In Nordrhein-Westfalen, the constitutional court has halted a budget amendment which would have included a top-up of the civil servants pension fund. Opposition parties had contested the budget saying amassing further debt is unconstitutional.

Further, Bayern and Thüringen have now completely halted contributions to the fund because of financial troubles. Bayern has announced that this measure will be limited to two years.

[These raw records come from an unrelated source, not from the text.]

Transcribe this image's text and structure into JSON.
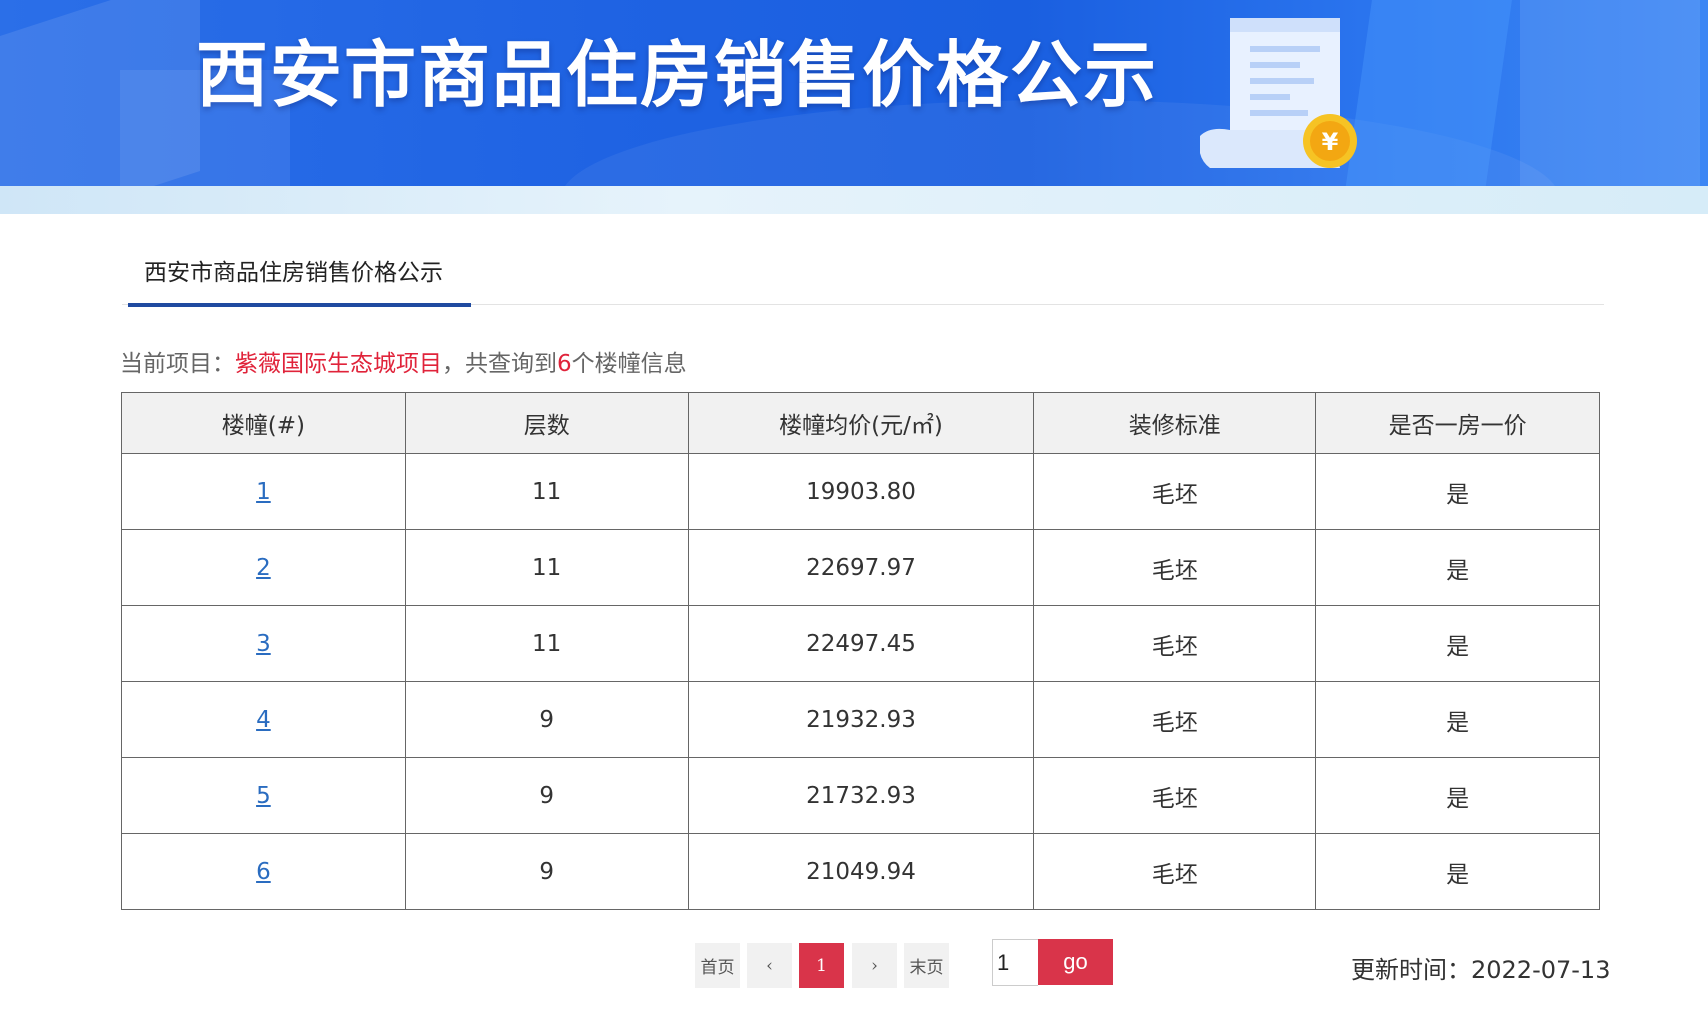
{
  "banner": {
    "title": "西安市商品住房销售价格公示",
    "coin_symbol": "¥"
  },
  "tab": {
    "title": "西安市商品住房销售价格公示"
  },
  "info": {
    "prefix": "当前项目：",
    "project_name": "紫薇国际生态城项目",
    "middle": "，共查询到",
    "count": "6",
    "suffix": "个楼幢信息"
  },
  "table": {
    "headers": [
      "楼幢(#)",
      "层数",
      "楼幢均价(元/㎡)",
      "装修标准",
      "是否一房一价"
    ],
    "rows": [
      {
        "building": "1",
        "floors": "11",
        "avg_price": "19903.80",
        "decoration": "毛坯",
        "one_price": "是"
      },
      {
        "building": "2",
        "floors": "11",
        "avg_price": "22697.97",
        "decoration": "毛坯",
        "one_price": "是"
      },
      {
        "building": "3",
        "floors": "11",
        "avg_price": "22497.45",
        "decoration": "毛坯",
        "one_price": "是"
      },
      {
        "building": "4",
        "floors": "9",
        "avg_price": "21932.93",
        "decoration": "毛坯",
        "one_price": "是"
      },
      {
        "building": "5",
        "floors": "9",
        "avg_price": "21732.93",
        "decoration": "毛坯",
        "one_price": "是"
      },
      {
        "building": "6",
        "floors": "9",
        "avg_price": "21049.94",
        "decoration": "毛坯",
        "one_price": "是"
      }
    ]
  },
  "pagination": {
    "first": "首页",
    "prev": "‹",
    "current": "1",
    "next": "›",
    "last": "末页",
    "input_value": "1",
    "go": "go"
  },
  "update": {
    "text": "更新时间：2022-07-13"
  },
  "colors": {
    "accent_red": "#d9344a",
    "tab_underline": "#1f4aa0",
    "link_blue": "#2a6cc0",
    "banner_blue": "#1f63e3"
  }
}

In Thüringen the finance ministry noted that the scheduled contribution of €8m for 2011 will not be made because the province would have to take up a loan to do so.

"You do not start saving when you cannot pay outstanding bills, do you?" finance minister Wolfgang Voß noted in a press release.

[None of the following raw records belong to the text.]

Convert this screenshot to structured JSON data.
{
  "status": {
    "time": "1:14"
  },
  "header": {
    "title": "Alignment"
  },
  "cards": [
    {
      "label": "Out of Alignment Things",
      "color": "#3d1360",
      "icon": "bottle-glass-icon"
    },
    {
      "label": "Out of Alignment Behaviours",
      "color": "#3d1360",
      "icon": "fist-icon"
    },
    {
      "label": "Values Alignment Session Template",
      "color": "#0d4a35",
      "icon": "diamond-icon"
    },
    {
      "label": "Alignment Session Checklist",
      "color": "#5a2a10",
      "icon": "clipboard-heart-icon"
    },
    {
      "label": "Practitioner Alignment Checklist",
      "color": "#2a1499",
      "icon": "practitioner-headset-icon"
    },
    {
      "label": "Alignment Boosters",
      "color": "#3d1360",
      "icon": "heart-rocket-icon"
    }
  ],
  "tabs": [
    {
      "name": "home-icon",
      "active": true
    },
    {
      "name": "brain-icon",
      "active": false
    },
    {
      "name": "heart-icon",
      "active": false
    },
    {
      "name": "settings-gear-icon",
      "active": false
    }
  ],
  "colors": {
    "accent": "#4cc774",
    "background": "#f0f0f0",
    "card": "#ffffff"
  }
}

For Stürmer these are problematic decisions as "retirement provision needs people's trust to function". The opposition parties in Thüringen are even talking about a "breach of law" and their counterparts in Bayern are also harshly criticising their provincial government's decision.

"Economically it may be the right decision to take money out of these funds in emergency situations rather than take up a probably more expensive loan but the question is whether this sends out the right signal," Stürmer explains.

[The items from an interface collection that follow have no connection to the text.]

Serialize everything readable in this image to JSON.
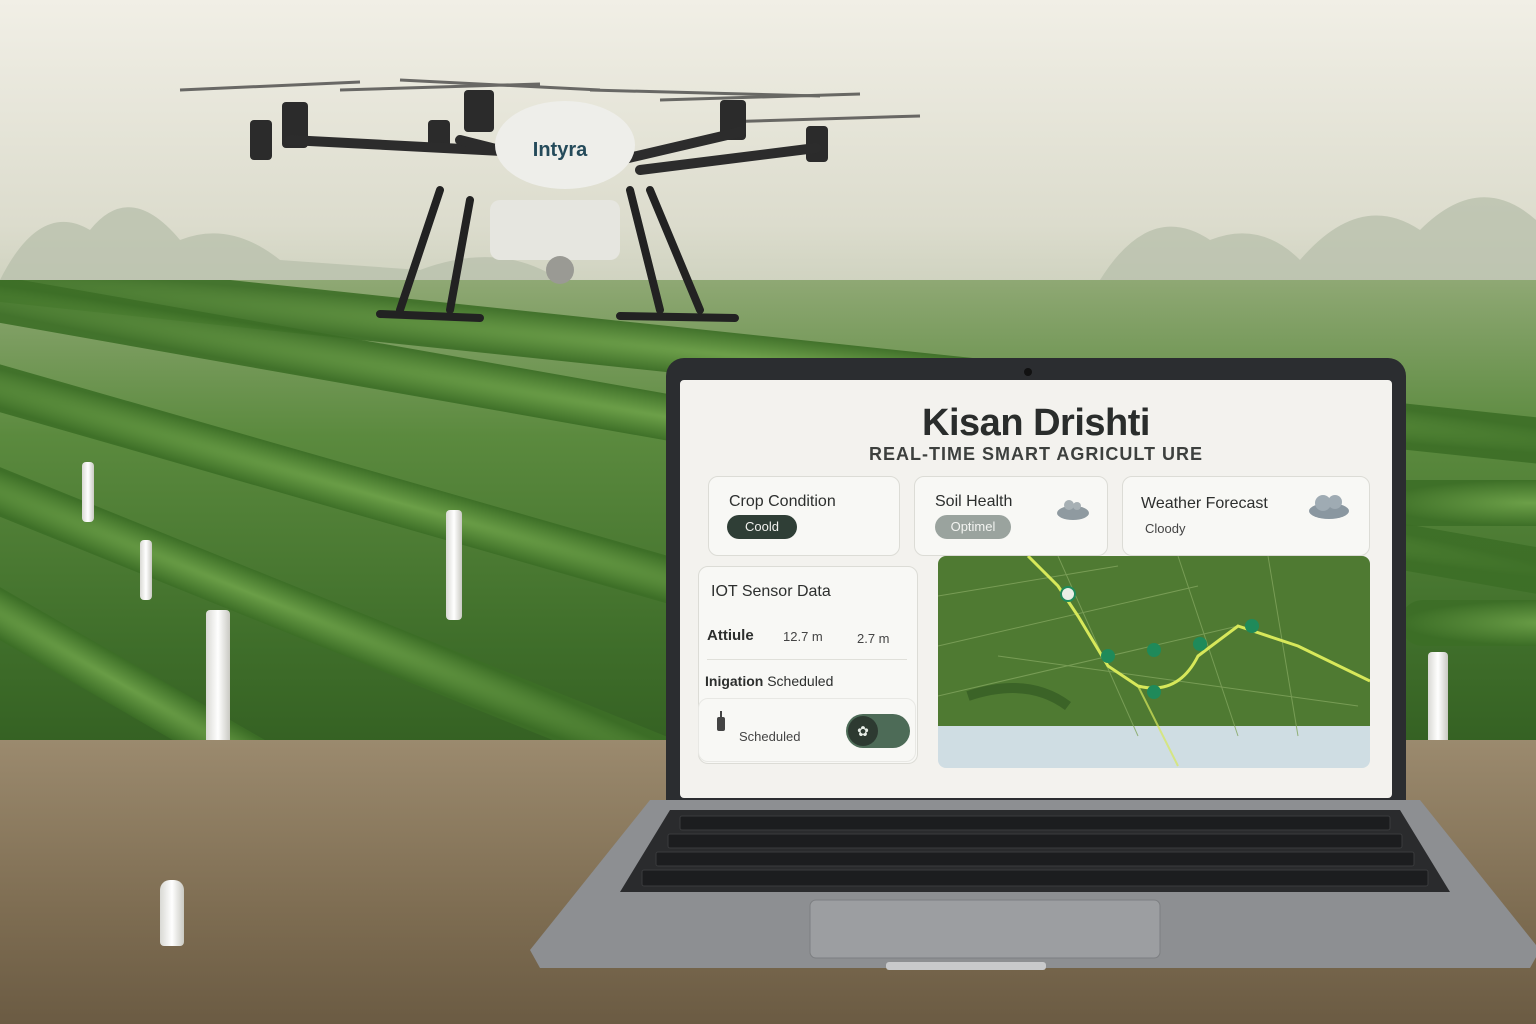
{
  "drone": {
    "brand_text": "Intyra"
  },
  "app": {
    "title": "Kisan Drishti",
    "subtitle": "REAL-TIME SMART AGRICULT URE"
  },
  "cards": {
    "crop": {
      "title": "Crop Condition",
      "status": "Coold"
    },
    "soil": {
      "title": "Soil Health",
      "status": "Optimel"
    },
    "weather": {
      "title": "Weather Forecast",
      "status": "Cloody"
    }
  },
  "iot": {
    "title": "IOT Sensor Data",
    "metric_label": "Attiule",
    "value_1": "12.7 m",
    "value_2": "2.7 m",
    "irrigation_label_bold": "Inigation",
    "irrigation_label_rest": "Scheduled",
    "toggle_status": "Scheduled"
  },
  "colors": {
    "accent_dark": "#2f3e36",
    "map_green": "#4f7a32",
    "route_yellow": "#d7e85a",
    "marker_teal": "#1f8a5a"
  },
  "icons": {
    "soil": "soil-icon",
    "weather": "cloud-icon",
    "sensor": "sensor-icon",
    "toggle": "leaf-icon"
  }
}
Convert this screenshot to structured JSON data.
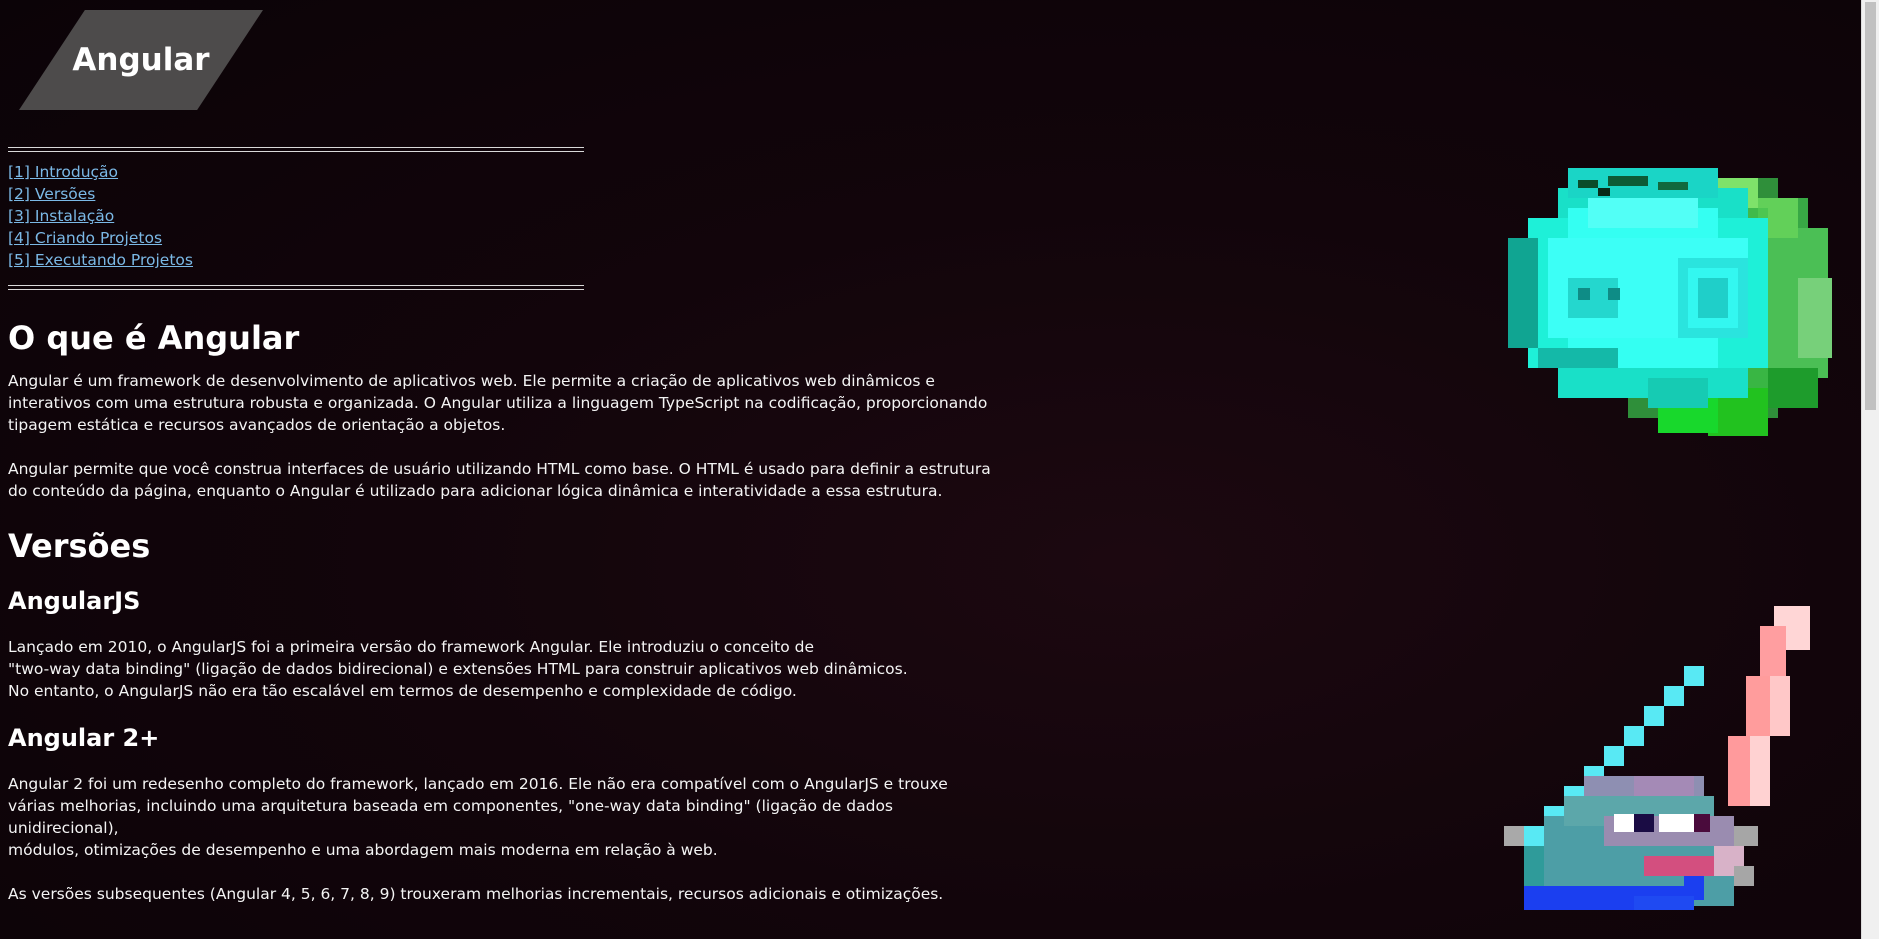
{
  "header": {
    "logo_text": "Angular"
  },
  "toc": {
    "items": [
      "[1] Introdução",
      "[2] Versões",
      "[3] Instalação",
      "[4] Criando Projetos",
      "[5] Executando Projetos"
    ]
  },
  "sections": {
    "intro_title": "O que é Angular",
    "intro_p1": "Angular é um framework de desenvolvimento de aplicativos web. Ele permite a criação de aplicativos web dinâmicos e\ninterativos com uma estrutura robusta e organizada. O Angular utiliza a linguagem TypeScript na codificação, proporcionando\ntipagem estática e recursos avançados de orientação a objetos.",
    "intro_p2": "Angular permite que você construa interfaces de usuário utilizando HTML como base. O HTML é usado para definir a estrutura\ndo conteúdo da página, enquanto o Angular é utilizado para adicionar lógica dinâmica e interatividade a essa estrutura.",
    "versions_title": "Versões",
    "angularjs_title": "AngularJS",
    "angularjs_p": "Lançado em 2010, o AngularJS foi a primeira versão do framework Angular. Ele introduziu o conceito de\n\"two-way data binding\" (ligação de dados bidirecional) e extensões HTML para construir aplicativos web dinâmicos.\nNo entanto, o AngularJS não era tão escalável em termos de desempenho e complexidade de código.",
    "angular2_title": "Angular 2+",
    "angular2_p1": "Angular 2 foi um redesenho completo do framework, lançado em 2016. Ele não era compatível com o AngularJS e trouxe\nvárias melhorias, incluindo uma arquitetura baseada em componentes, \"one-way data binding\" (ligação de dados unidirecional),\nmódulos, otimizações de desempenho e uma abordagem mais moderna em relação à web.",
    "angular2_p2": "As versões subsequentes (Angular 4, 5, 6, 7, 8, 9) trouxeram melhorias incrementais, recursos adicionais e otimizações."
  },
  "icons": {
    "art_top": "pixel-slime-icon",
    "art_bottom": "pixel-swords-creature-icon"
  },
  "colors": {
    "link": "#7bb9e6",
    "logo_bg": "#4d4b4b",
    "background": "#12050b"
  }
}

As for asset allocation Stürmer notes that the criticism regarding local government debt was certainly true for the past but that funds are beginning to change their approach - or at least they are talking about it.

"Every fund is different but generally it looks like they will act a bit more freely, maybe going towards a 10% equity quota and EU sovereign debt," says Stürmer, but adds that of course only time will tell whether these ideas will be realised.

One province that already does things differently is Brandenburg, where 94% of the around €200m which had been put into the fund upon inception at the start of 2009 was invested in high-rated EU investment grade bonds.

However, this investment led to major criticism from the opposition parties, which are claiming that the Irish bonds in the fund will default. The local government argues that at the time the investments were made, Ireland was solvent and a government representative pointed out that Ireland will remain solvent as it is under the EU rescue umbrella.

Brandenburg is also one of the provinces to have included a clause in the law on the Versorgungsfonds that does not allow any withdrawals before 2020.

It can be argued that these heated debates regarding retirement provision, covered extensively in local media, show an increasing interest of Germans in pension matters and funded schemes. But the fact that six provinces will be holding elections this year is probably boosting the issue. And the coverage also reveals a lack of information on certain issues.

According to Stürmer, the legal framework regarding civil servants' pension provision is one of them. For example, there is currently a debate on the so-called ‘sustainability factor' introduced in the state first pillar pension system which does not cover civil servants as their retirement provision is separate from other types of government employee.

Critics are calling for this factor, which links contributions to demographic calculations, to be introduced to civil servants' retirement provision in addition. However, Stürmer explains that this ‘sustainability factor' would actually only replace an earlier demographic variable that had been scrapped from the state first pillar for political reasons in 1999 but which remained in place in the civil servants' schemes.

Further, people often compare the average pension, which is higher for civil servants, without taking into account that civil servants normally have continuous careers and employment for life. Also, many civil servants are in higher positions than the average worker. A special situation in Germany is that of the retirement provision for so-called ‘free professions' like lawyers, notaries and the pay-as-you-go system.

Raffelhüschen and other critics are demanding a rise of the retirement age for civil servants parallel to the step-by-step increase to 67 in the first pillar. This measure would indeed help finance pensions over the long-term but it would not take the edge off cost spikes caused by the baby-boomers retiring and by the governments' hiring spree in the 1970s.